Between 1995 and 2010, Klein – the Chamber's president-elect – said businesses have generated $2.7 billion in "present tax benefits" and 66,000 jobs. Infrastructure investments such as the District's $99 million street car project, the proposed Silver Line Metro extension, development at Tyson's Corner and increased technology investments have raised the District's and region's profile in positive ways.
He also spoke of Union Station's potential as a transportation hub, the Bike Share program and the increased demand for certain spaces, lifestyle changes and people using more amenities in the buildings in which they work and live.
But factors impeding the District's growth include high property taxes, a morass of stifling regulations, the high cost per square foot of office space, the impact of high fees on local businesses and a less than aggressive effort to go after new business has translated into between $800 million and $1 billion in retail losses to other jurisdictions, said Klein.
"The city must take a broader look at the collateral effects of regulations, such as the fiscal implications," he said to Gray. "You have to understand the collateral effect you have on policies you impose. The Chamber looks at all aspects to ensure that there is compatibility. You need to have a transparent regulatory environment where everyone can weigh in."

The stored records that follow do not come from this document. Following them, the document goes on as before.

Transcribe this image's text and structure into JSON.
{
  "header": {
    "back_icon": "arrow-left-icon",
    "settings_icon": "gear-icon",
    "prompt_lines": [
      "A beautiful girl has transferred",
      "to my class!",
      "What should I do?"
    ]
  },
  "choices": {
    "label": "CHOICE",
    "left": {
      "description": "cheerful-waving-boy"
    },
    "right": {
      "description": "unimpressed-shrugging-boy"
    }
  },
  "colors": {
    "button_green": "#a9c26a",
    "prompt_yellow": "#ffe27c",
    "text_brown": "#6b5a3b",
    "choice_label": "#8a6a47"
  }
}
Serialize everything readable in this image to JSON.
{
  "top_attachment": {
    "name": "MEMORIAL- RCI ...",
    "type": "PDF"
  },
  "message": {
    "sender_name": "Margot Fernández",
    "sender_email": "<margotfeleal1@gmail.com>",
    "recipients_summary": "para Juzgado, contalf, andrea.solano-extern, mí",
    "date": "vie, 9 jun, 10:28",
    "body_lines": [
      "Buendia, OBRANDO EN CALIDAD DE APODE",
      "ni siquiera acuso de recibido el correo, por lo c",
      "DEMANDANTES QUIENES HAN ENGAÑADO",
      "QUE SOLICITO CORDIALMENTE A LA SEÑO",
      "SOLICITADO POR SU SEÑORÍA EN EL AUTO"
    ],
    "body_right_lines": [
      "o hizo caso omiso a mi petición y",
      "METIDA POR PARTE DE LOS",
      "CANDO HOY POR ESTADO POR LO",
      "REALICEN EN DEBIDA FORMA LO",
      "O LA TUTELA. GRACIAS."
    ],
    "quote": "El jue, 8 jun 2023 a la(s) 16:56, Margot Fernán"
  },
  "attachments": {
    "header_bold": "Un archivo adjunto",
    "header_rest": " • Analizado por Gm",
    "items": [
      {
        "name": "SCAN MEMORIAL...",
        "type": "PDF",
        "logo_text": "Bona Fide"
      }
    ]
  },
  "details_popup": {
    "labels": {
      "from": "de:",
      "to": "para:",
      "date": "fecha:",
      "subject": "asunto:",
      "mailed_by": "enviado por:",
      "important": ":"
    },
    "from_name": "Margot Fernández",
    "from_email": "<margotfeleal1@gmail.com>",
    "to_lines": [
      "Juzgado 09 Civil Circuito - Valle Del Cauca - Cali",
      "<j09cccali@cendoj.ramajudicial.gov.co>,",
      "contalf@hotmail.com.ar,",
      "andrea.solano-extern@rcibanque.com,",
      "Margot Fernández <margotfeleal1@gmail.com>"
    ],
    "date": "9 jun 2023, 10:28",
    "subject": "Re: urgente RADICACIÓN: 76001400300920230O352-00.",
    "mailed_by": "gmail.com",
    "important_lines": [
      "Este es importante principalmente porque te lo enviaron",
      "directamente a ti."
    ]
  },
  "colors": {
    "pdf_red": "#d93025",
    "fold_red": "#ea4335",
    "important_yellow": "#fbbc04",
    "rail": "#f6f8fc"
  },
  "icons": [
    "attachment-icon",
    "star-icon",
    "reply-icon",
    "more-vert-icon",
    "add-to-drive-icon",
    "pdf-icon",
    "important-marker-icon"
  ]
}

Chris Smith, chairman and CEO of William C. Smith & Co., said multi-family homes are the future and that the city has the infrastructure to accommodate 800,000 to one million residents.
"We have stemmed the tide of people leaving and now the population is 600,000," he said. "You can find development everywhere throughout D.C. Retail is following development. There are a lot of positive things going on."
At one point, Gray posed a series of questions to the audience.
"How does the city grow itself? Cut taxes, increase the debt cap? Attracting one million residents? Only 30 percent of the people who work in D.C. live in D.C. We have unique restraints. How do we achieve what you've talked about without the government being drowned in red ink?"
Some of the restraints Gray outlined are the city's inability to tax people who live outside of the District but who work in the city and pay no taxes to District coffers; the wear and tear on the city's roads, sewer systems and other infrastructure which is borne entirely by D.C. residents; and related issues.
When he discussed this "inherent unfairness" with his counterparts in other jurisdictions, he said they fell on the floor laughing when he proposed ways to achieve a more equitable outcome.
After the conclusion of the forum, Gray told a Washington Informer reporter he learned a great deal from the exchange of ideas.
"We continue to demonstrate that we take their views seriously," he said. "There is a heavy investment of technology and we're working with them (business leaders) on regulations. People see this as actionable. We can (implement) some of these recommendations."
"It is no accident that the deputy mayor and director of business development are here. We're continuing the process. We've done this before."